* [TASK DIRECTIONS]:
A complete answer includes every line below with the word "minutes".

* [GIVEN DATA]:
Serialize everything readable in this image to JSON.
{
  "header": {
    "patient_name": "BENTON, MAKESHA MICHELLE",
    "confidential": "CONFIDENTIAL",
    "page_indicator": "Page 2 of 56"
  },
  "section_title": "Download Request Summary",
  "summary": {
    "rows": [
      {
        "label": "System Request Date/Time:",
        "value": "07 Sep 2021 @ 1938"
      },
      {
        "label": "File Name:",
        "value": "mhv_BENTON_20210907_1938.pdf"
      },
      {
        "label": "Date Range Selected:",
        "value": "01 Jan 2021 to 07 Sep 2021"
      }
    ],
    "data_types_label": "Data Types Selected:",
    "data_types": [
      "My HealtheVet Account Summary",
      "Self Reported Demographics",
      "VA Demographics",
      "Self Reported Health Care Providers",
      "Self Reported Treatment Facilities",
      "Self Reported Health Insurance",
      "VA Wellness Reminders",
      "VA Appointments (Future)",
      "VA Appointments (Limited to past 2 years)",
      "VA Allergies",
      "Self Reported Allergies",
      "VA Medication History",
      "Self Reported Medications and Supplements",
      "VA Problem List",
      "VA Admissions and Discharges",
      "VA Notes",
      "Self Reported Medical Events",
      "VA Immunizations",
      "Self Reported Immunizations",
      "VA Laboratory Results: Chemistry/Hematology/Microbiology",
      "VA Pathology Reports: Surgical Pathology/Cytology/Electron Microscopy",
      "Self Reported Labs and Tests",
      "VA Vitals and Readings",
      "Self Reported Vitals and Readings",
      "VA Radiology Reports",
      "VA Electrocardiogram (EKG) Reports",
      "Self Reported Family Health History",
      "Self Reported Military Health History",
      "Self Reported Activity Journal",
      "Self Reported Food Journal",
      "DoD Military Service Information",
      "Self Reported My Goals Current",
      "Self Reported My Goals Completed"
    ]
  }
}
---
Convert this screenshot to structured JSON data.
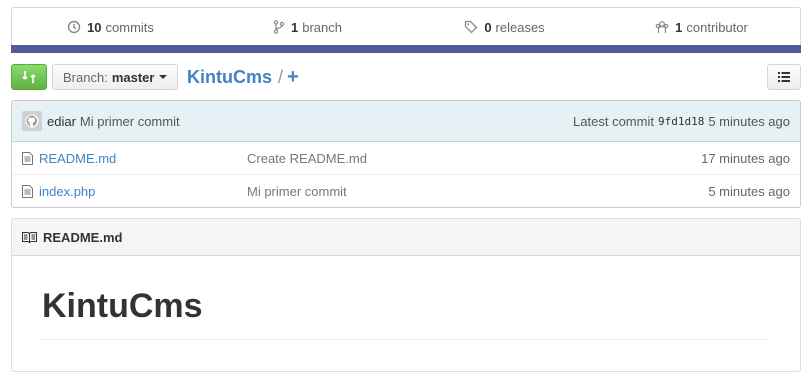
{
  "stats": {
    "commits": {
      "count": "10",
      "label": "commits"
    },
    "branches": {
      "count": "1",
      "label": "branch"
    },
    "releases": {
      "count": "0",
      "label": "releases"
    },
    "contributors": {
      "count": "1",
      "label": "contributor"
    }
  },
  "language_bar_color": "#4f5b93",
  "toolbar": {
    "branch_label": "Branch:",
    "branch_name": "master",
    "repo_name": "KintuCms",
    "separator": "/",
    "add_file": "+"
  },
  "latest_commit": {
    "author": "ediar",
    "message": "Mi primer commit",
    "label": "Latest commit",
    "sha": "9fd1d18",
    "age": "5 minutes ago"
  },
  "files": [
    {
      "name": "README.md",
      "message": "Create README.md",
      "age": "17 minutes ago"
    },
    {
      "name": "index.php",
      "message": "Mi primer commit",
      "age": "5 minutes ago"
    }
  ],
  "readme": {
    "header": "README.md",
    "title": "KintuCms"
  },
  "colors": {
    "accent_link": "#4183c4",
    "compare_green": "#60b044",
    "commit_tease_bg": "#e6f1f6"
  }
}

* [EXERCISE ANSWER]:
    "age": "5 minutes ago"
      "age": "17 minutes ago"
      "age": "5 minutes ago"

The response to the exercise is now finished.